**Exercise objective**
Write out the data below in full, please. Keep every character as given.
[[ Excerpted records open ]]
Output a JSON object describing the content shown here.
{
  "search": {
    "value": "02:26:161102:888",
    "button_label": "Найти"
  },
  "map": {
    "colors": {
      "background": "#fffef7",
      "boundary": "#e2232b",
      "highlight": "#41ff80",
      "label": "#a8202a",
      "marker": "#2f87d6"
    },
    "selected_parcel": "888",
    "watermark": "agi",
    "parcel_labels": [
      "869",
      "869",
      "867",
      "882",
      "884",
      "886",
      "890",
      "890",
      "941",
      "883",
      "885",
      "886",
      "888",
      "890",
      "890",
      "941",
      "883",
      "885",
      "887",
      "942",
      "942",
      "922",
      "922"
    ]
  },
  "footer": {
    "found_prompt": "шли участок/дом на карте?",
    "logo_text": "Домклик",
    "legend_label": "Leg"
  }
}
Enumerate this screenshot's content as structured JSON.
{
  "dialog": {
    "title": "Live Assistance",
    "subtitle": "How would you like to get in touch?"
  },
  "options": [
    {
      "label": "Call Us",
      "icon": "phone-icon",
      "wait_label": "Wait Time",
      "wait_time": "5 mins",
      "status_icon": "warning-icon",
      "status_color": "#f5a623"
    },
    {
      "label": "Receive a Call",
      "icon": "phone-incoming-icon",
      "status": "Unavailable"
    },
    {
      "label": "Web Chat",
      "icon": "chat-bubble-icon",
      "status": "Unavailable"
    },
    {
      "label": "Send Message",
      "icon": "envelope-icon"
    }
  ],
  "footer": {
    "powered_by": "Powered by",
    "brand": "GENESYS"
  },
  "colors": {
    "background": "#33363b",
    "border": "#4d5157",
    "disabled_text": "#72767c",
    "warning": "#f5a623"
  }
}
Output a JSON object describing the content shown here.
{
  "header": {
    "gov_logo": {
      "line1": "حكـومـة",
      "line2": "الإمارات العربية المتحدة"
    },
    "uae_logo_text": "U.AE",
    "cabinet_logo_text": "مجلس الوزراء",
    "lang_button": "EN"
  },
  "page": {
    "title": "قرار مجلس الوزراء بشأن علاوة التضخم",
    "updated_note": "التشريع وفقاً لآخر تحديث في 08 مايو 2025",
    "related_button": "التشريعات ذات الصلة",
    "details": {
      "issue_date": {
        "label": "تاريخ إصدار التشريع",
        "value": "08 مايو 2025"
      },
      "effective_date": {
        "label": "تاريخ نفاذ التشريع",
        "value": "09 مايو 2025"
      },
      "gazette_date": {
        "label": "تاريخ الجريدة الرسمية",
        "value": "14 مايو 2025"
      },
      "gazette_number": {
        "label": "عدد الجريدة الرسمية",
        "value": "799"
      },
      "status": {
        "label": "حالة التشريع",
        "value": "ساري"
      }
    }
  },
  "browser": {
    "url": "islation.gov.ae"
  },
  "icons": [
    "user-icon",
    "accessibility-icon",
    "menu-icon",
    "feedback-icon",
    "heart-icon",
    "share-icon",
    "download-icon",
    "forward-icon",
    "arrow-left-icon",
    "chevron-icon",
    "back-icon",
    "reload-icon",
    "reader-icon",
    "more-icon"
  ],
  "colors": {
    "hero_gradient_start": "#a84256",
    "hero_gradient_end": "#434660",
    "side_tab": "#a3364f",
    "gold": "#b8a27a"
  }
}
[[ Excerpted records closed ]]
**Solved exercise**
Output a JSON object describing the content shown here.
{
  "search": {
    "value": "02:26:161102:888",
    "button_label": "Найти"
  },
  "map": {
    "colors": {
      "background": "#fffef7",
      "boundary": "#e2232b",
      "highlight": "#41ff80",
      "label": "#a8202a",
      "marker": "#2f87d6"
    },
    "selected_parcel": "888",
    "watermark": "agi",
    "parcel_labels": [
      "869",
      "869",
      "867",
      "882",
      "884",
      "886",
      "890",
      "890",
      "941",
      "883",
      "885",
      "886",
      "888",
      "890",
      "890",
      "941",
      "883",
      "885",
      "887",
      "942",
      "942",
      "922",
      "922"
    ]
  },
  "footer": {
    "found_prompt": "шли участок/дом на карте?",
    "logo_text": "Домклик",
    "legend_label": "Leg"
  }
}
Enumerate this screenshot's content as structured JSON.
{
  "dialog": {
    "title": "Live Assistance",
    "subtitle": "How would you like to get in touch?"
  },
  "options": [
    {
      "label": "Call Us",
      "icon": "phone-icon",
      "wait_label": "Wait Time",
      "wait_time": "5 mins",
      "status_icon": "warning-icon",
      "status_color": "#f5a623"
    },
    {
      "label": "Receive a Call",
      "icon": "phone-incoming-icon",
      "status": "Unavailable"
    },
    {
      "label": "Web Chat",
      "icon": "chat-bubble-icon",
      "status": "Unavailable"
    },
    {
      "label": "Send Message",
      "icon": "envelope-icon"
    }
  ],
  "footer": {
    "powered_by": "Powered by",
    "brand": "GENESYS"
  },
  "colors": {
    "background": "#33363b",
    "border": "#4d5157",
    "disabled_text": "#72767c",
    "warning": "#f5a623"
  }
}
Output a JSON object describing the content shown here.
{
  "header": {
    "gov_logo": {
      "line1": "حكـومـة",
      "line2": "الإمارات العربية المتحدة"
    },
    "uae_logo_text": "U.AE",
    "cabinet_logo_text": "مجلس الوزراء",
    "lang_button": "EN"
  },
  "page": {
    "title": "قرار مجلس الوزراء بشأن علاوة التضخم",
    "updated_note": "التشريع وفقاً لآخر تحديث في 08 مايو 2025",
    "related_button": "التشريعات ذات الصلة",
    "details": {
      "issue_date": {
        "label": "تاريخ إصدار التشريع",
        "value": "08 مايو 2025"
      },
      "effective_date": {
        "label": "تاريخ نفاذ التشريع",
        "value": "09 مايو 2025"
      },
      "gazette_date": {
        "label": "تاريخ الجريدة الرسمية",
        "value": "14 مايو 2025"
      },
      "gazette_number": {
        "label": "عدد الجريدة الرسمية",
        "value": "799"
      },
      "status": {
        "label": "حالة التشريع",
        "value": "ساري"
      }
    }
  },
  "browser": {
    "url": "islation.gov.ae"
  },
  "icons": [
    "user-icon",
    "accessibility-icon",
    "menu-icon",
    "feedback-icon",
    "heart-icon",
    "share-icon",
    "download-icon",
    "forward-icon",
    "arrow-left-icon",
    "chevron-icon",
    "back-icon",
    "reload-icon",
    "reader-icon",
    "more-icon"
  ],
  "colors": {
    "hero_gradient_start": "#a84256",
    "hero_gradient_end": "#434660",
    "side_tab": "#a3364f",
    "gold": "#b8a27a"
  }
}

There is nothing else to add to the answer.